Minimal legal requirements imposed by the European Cosmetics Regulation
According to Article 19 §5 of the EU Cosmetics Regulation, distributors have to ensure that a certain number of labeling requirements are properly translated in the national language(s) of the countries where the products are intended to be sold.
These labeling requirements are:
- The nominal content (imperial units in the UK, metric units in all the other EU countries)
- The date of minimum durability and the Period After Opening (PAO)
- The warnings, precautionary use statements
- The function of the cosmetic product (not mandatory if obvious but to be translated if reported on the product label)
- The enclosed or attached leaflet, label, tape, tag or card if there is one
- The notice in immediate proximity to the container in which the cosmetic product is exposed for sale if any
The distributors are fully entitled to refuse products that would not comply with these language requirements and such a rejection cannot be regarded as the responsibility of Biorius or any other EU Responsible Persons.
The labeling of the product function is not mandatory if this one is clear from the product presentation. However, if you have to (or decide to) label it, then it has to be in the appropriate language(s).
Having the product function in English and the translationsin a leaflet is not acceptable unless the product is only sold in Cyprus, Ireland, Malta and, United Kingdom.
Likewise, the warnings and precautionary use statements can be reported on the leaflet if there is no space enough on the container (primary packaging) or the packaging (secondary packaging). However, if you have to label them, then it has to be in the appropriate language(s). Again, having the warnings and precautionary use statements reported in English on the container or packaging and the translations in a leaflet is not acceptable unless the product is only sold in Cyprus, Ireland, Malta and, United Kingdom.
See ‘National provisions’ below for more information.
Legal requirements imposed by the European Cosmetic Claims Regulation
BIORIUS recommends that the product claims be translated as well. Translating the claims is not a formal requirement of the European legislation (see ‘National provisions’ for exceptions) but more an interpretation of the legislation by the National Authorities. Indeed, Regulation EU No 655/2013 on the justification of cosmetic claims mentions that:

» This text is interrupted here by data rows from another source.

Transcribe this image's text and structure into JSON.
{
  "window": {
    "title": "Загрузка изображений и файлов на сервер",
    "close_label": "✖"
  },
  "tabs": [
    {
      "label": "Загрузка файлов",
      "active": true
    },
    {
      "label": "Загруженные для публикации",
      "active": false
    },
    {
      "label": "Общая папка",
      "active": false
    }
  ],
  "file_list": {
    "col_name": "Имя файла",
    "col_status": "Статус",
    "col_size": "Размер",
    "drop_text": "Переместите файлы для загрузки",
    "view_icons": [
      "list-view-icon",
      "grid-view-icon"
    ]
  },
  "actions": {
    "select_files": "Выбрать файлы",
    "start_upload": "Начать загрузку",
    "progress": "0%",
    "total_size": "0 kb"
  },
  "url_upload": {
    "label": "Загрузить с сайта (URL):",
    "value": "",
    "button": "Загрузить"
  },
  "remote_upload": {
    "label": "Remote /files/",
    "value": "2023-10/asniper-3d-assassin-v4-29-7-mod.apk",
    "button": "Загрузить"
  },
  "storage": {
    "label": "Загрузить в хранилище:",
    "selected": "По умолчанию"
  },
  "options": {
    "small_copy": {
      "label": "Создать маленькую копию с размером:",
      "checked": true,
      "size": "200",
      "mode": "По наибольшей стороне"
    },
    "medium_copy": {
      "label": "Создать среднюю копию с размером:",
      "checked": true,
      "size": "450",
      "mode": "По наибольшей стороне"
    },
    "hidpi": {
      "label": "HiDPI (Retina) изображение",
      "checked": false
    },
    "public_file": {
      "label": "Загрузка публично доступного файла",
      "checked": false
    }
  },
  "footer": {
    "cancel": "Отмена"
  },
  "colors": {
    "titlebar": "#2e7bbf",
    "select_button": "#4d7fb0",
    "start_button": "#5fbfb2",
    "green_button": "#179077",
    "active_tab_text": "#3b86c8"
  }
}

“The acceptability of a claim shall be based on the perception of the average end user of a cosmetic product, who is reasonably well-informed and reasonably observant and circumspect, taking into account social, cultural and linguistic factors in the market in question.”
On this basis, it is usually considered as safer to translate the claims in the language(s) of the countries where the product is sold. It may be argued that most of the people living in some countries have a good understanding of English but this remains a matter of interpretation and the outcome is therefore uncertain.

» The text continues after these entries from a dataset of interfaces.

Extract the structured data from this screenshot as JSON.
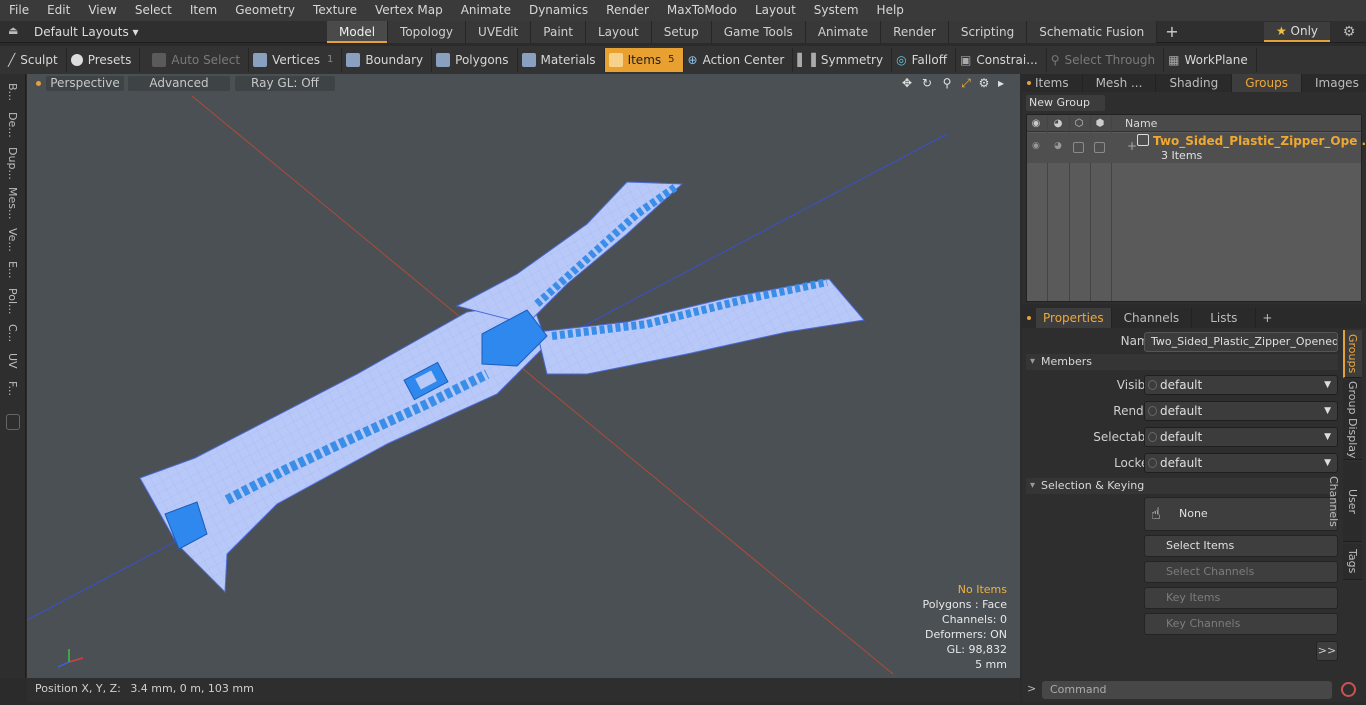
{
  "menu": [
    "File",
    "Edit",
    "View",
    "Select",
    "Item",
    "Geometry",
    "Texture",
    "Vertex Map",
    "Animate",
    "Dynamics",
    "Render",
    "MaxToModo",
    "Layout",
    "System",
    "Help"
  ],
  "layout_bar": {
    "layouts": "Default Layouts ▾",
    "tabs": [
      "Model",
      "Topology",
      "UVEdit",
      "Paint",
      "Layout",
      "Setup",
      "Game Tools",
      "Animate",
      "Render",
      "Scripting",
      "Schematic Fusion"
    ],
    "active_tab": "Model",
    "only_label": "Only"
  },
  "toolbar": {
    "sculpt": "Sculpt",
    "presets": "Presets",
    "auto_select": "Auto Select",
    "vertices": "Vertices",
    "vertices_count": "1",
    "boundary": "Boundary",
    "polygons": "Polygons",
    "materials": "Materials",
    "items": "Items",
    "items_count": "5",
    "action_center": "Action Center",
    "symmetry": "Symmetry",
    "falloff": "Falloff",
    "constraints": "Constrai...",
    "select_through": "Select Through",
    "workplane": "WorkPlane"
  },
  "left_strip": [
    "B...",
    "De...",
    "Dup...",
    "Mes...",
    "Ve...",
    "E...",
    "Pol...",
    "C...",
    "UV",
    "F..."
  ],
  "viewport": {
    "perspective": "Perspective",
    "advanced": "Advanced",
    "ray_gl": "Ray GL: Off",
    "info": {
      "no_items": "No Items",
      "polygons": "Polygons : Face",
      "channels": "Channels: 0",
      "deformers": "Deformers: ON",
      "gl": "GL: 98,832",
      "scale": "5 mm"
    }
  },
  "status": {
    "position_label": "Position X, Y, Z:",
    "position_value": "3.4 mm, 0 m, 103 mm"
  },
  "items_panel": {
    "tabs": [
      "Items",
      "Mesh ...",
      "Shading",
      "Groups",
      "Images"
    ],
    "active_tab": "Groups",
    "new_group": "New Group",
    "name_header": "Name",
    "group_name": "Two_Sided_Plastic_Zipper_Ope ...",
    "group_count": "3 Items"
  },
  "properties": {
    "tabs": [
      "Properties",
      "Channels",
      "Lists"
    ],
    "active_tab": "Properties",
    "name_label": "Name",
    "name_value": "Two_Sided_Plastic_Zipper_Opened_Bl",
    "members_section": "Members",
    "visible_label": "Visible",
    "visible_value": "default",
    "render_label": "Render",
    "render_value": "default",
    "selectable_label": "Selectable",
    "selectable_value": "default",
    "locked_label": "Locked",
    "locked_value": "default",
    "selkey_section": "Selection & Keying",
    "none_btn": "None",
    "select_items": "Select Items",
    "select_channels": "Select Channels",
    "key_items": "Key Items",
    "key_channels": "Key Channels",
    "more": ">>"
  },
  "side_tabs": [
    "Groups",
    "Group Display",
    "User Channels",
    "Tags"
  ],
  "command": {
    "prompt": ">",
    "placeholder": "Command"
  },
  "colors": {
    "accent": "#e5a23a",
    "zipper_fabric": "#b8c8f8",
    "zipper_teeth": "#3a8ee8",
    "viewport_bg": "#4a5054"
  }
}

Based on its experience, BIORIUS confirms that not translating the claims should not be a problem in northern European countries such as The Netherlands, Finland, Denmark, Sweden or Iceland for instance. To the opposite, not translating the claims is likely to be a problem (at least from a marketing standpoint) in southern European countries.

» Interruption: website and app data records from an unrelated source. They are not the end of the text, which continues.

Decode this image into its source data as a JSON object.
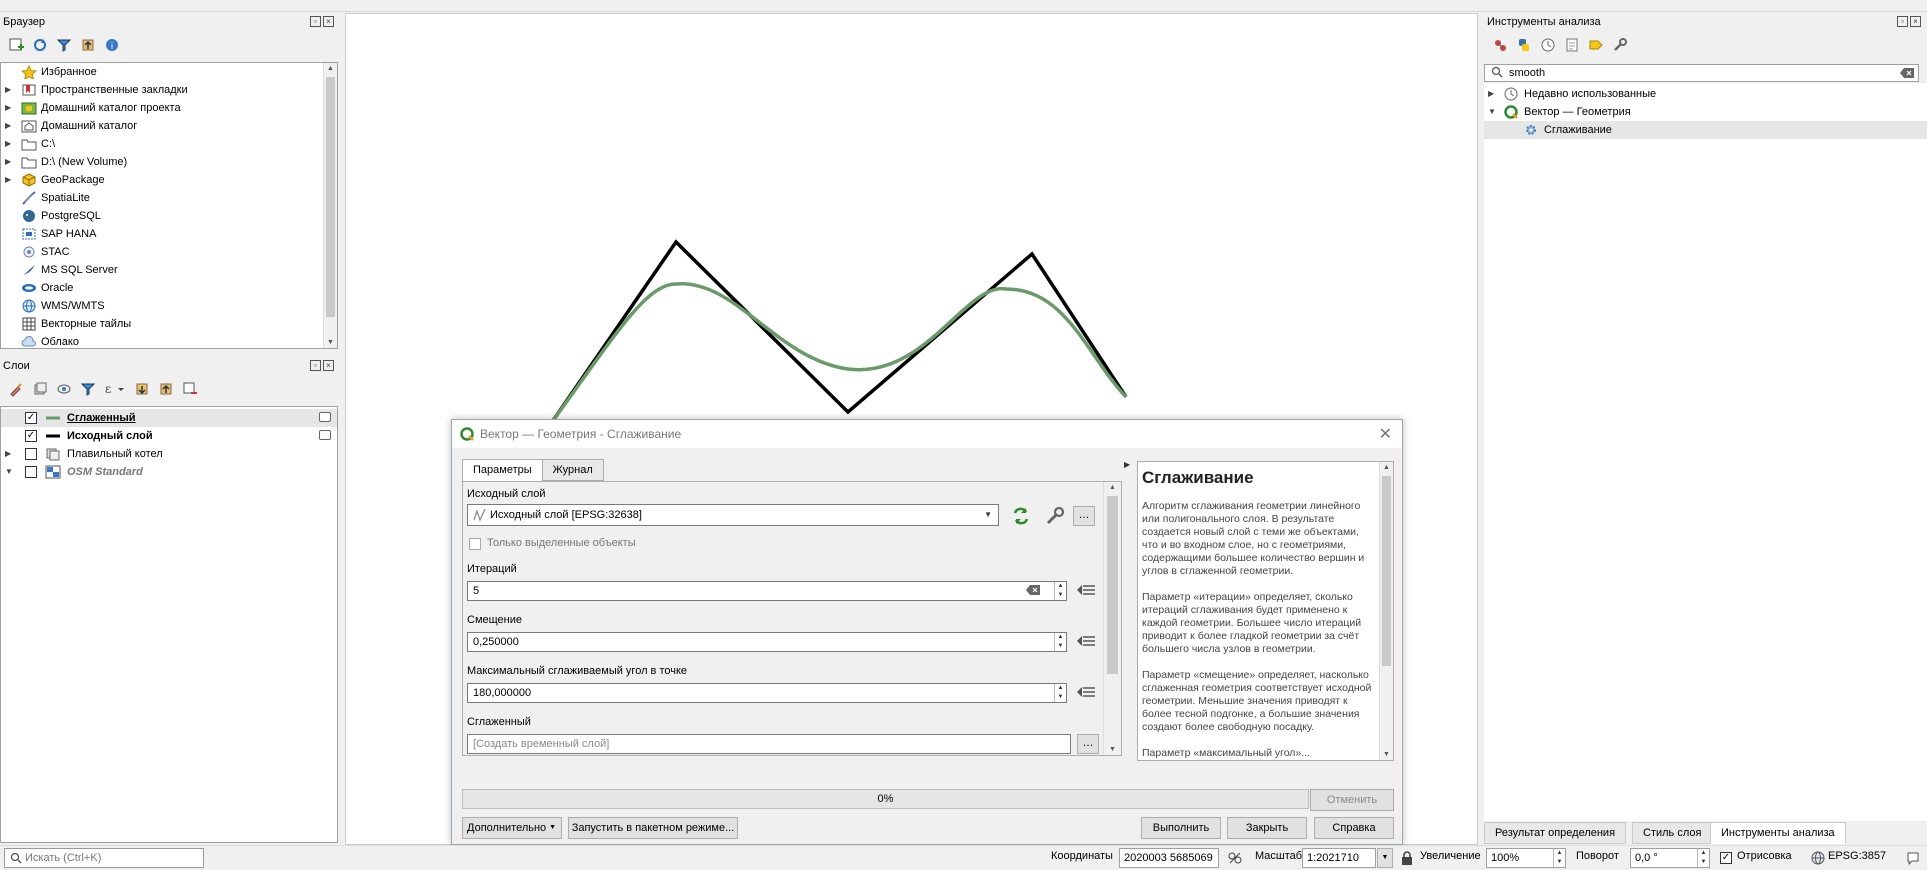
{
  "browser_panel": {
    "title": "Браузер",
    "items": [
      {
        "label": "Избранное",
        "icon": "star-icon",
        "arrow": ""
      },
      {
        "label": "Пространственные закладки",
        "icon": "bookmarks-icon",
        "arrow": "▶"
      },
      {
        "label": "Домашний каталог проекта",
        "icon": "project-home-icon",
        "arrow": "▶"
      },
      {
        "label": "Домашний каталог",
        "icon": "home-folder-icon",
        "arrow": "▶"
      },
      {
        "label": "C:\\",
        "icon": "folder-icon",
        "arrow": "▶"
      },
      {
        "label": "D:\\ (New Volume)",
        "icon": "folder-icon",
        "arrow": "▶"
      },
      {
        "label": "GeoPackage",
        "icon": "geopackage-icon",
        "arrow": "▶"
      },
      {
        "label": "SpatiaLite",
        "icon": "spatialite-icon",
        "arrow": ""
      },
      {
        "label": "PostgreSQL",
        "icon": "postgresql-icon",
        "arrow": ""
      },
      {
        "label": "SAP HANA",
        "icon": "sap-hana-icon",
        "arrow": ""
      },
      {
        "label": "STAC",
        "icon": "stac-icon",
        "arrow": ""
      },
      {
        "label": "MS SQL Server",
        "icon": "mssql-icon",
        "arrow": ""
      },
      {
        "label": "Oracle",
        "icon": "oracle-icon",
        "arrow": ""
      },
      {
        "label": "WMS/WMTS",
        "icon": "wms-icon",
        "arrow": ""
      },
      {
        "label": "Векторные тайлы",
        "icon": "vector-tiles-icon",
        "arrow": ""
      },
      {
        "label": "Облако",
        "icon": "cloud-icon",
        "arrow": ""
      }
    ]
  },
  "layers_panel": {
    "title": "Слои",
    "items": [
      {
        "label": "Сглаженный",
        "checked": true,
        "style": "smoothed"
      },
      {
        "label": "Исходный слой",
        "checked": true,
        "style": "source"
      },
      {
        "label": "Плавильный котел",
        "checked": false,
        "style": "group"
      },
      {
        "label": "OSM Standard",
        "checked": false,
        "style": "osm"
      }
    ]
  },
  "processing_panel": {
    "title": "Инструменты анализа",
    "search_value": "smooth",
    "tree": [
      {
        "label": "Недавно использованные",
        "arrow": "▶"
      },
      {
        "label": "Вектор — Геометрия",
        "arrow": "▼"
      },
      {
        "label": "Сглаживание",
        "arrow": ""
      }
    ]
  },
  "bottom_tabs": [
    "Результат определения",
    "Стиль слоя",
    "Инструменты анализа"
  ],
  "dialog": {
    "title": "Вектор — Геометрия - Сглаживание",
    "tabs": [
      "Параметры",
      "Журнал"
    ],
    "input_layer_label": "Исходный слой",
    "input_layer_value": "Исходный слой [EPSG:32638]",
    "selected_only_label": "Только выделенные объекты",
    "iterations_label": "Итераций",
    "iterations_value": "5",
    "offset_label": "Смещение",
    "offset_value": "0,250000",
    "max_angle_label": "Максимальный сглаживаемый угол в точке",
    "max_angle_value": "180,000000",
    "output_label": "Сглаженный",
    "output_placeholder": "[Создать временный слой]",
    "help_title": "Сглаживание",
    "help_p1": "Алгоритм сглаживания геометрии линейного или полигонального слоя. В результате создается новый слой с теми же объектами, что и во входном слое, но с геометриями, содержащими большее количество вершин и углов в сглаженной геометрии.",
    "help_p2": "Параметр «итерации» определяет, сколько итераций сглаживания будет применено к каждой геометрии. Большее число итераций приводит к более гладкой геометрии за счёт большего числа узлов в геометрии.",
    "help_p3": "Параметр «смещение» определяет, насколько сглаженная геометрия соответствует исходной геометрии. Меньшие значения приводят к более тесной подгонке, а большие значения создают более свободную посадку.",
    "help_p4": "Параметр «максимальный угол»...",
    "progress_text": "0%",
    "progress": 0,
    "cancel_label": "Отменить",
    "advanced_label": "Дополнительно",
    "batch_label": "Запустить в пакетном режиме...",
    "run_label": "Выполнить",
    "close_label": "Закрыть",
    "help_label": "Справка"
  },
  "statusbar": {
    "search_placeholder": "Искать (Ctrl+K)",
    "coords_label": "Координаты",
    "coords_value": "2020003  5685069",
    "scale_label": "Масштаб",
    "scale_value": "1:2021710",
    "magnifier_label": "Увеличение",
    "magnifier_value": "100%",
    "rotation_label": "Поворот",
    "rotation_value": "0,0 °",
    "render_label": "Отрисовка",
    "crs_label": "EPSG:3857"
  },
  "colors": {
    "smoothed_line": "#6a9a6a",
    "source_line": "#000000",
    "accent_green": "#2d8a2d"
  }
}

On this basis, brand owners basically have three options:
- Develop a specific label and packaging for every country (or for a couple of countries) – best option according to BIORIUS
- Create a unique label and packaging complying with all the language requirements (all the translations are labeled on the container or packaging) – impossible unless you only target a few countries of the EU
- Develop a unique label and packaging and apply a sticker where needed – practical optionbut questionable from a marketing standpoint
For memory, the national languages to consider are the following:
|Belgium||Dutch and French and German|
|Cyprus||Greek or English|
|Finland||Finnish and Swedish|
|France (Caution!)||French (see below)|
|Italy (Caution!)||Italian (see below)|
|Luxemburg||French or German or Luxemburgish|
|Malta||Maltese or English|
Two countries passed national laws to ensure that everything on the label is translated in their national language: France and Italy. Not translating the labels in French and Italian if the products are placed on these markets may lead to compliance issues.
In France, Toubon’s law (n°94-665 of August 4th, 1994) obliges you to use the French language for labeling purposes. The only labeling element that is exempted from translation is the “Made in” statement. This exemption does not extend to similar statements such as “Country of origin”.
Regarding the warnings and use instructions or marketing claims that may be indicated on a leaflet rather than on the product label: it isrecommended that the French, Italian and English translations remain on the product labels while it is acceptable to have the other translations on the leaflet.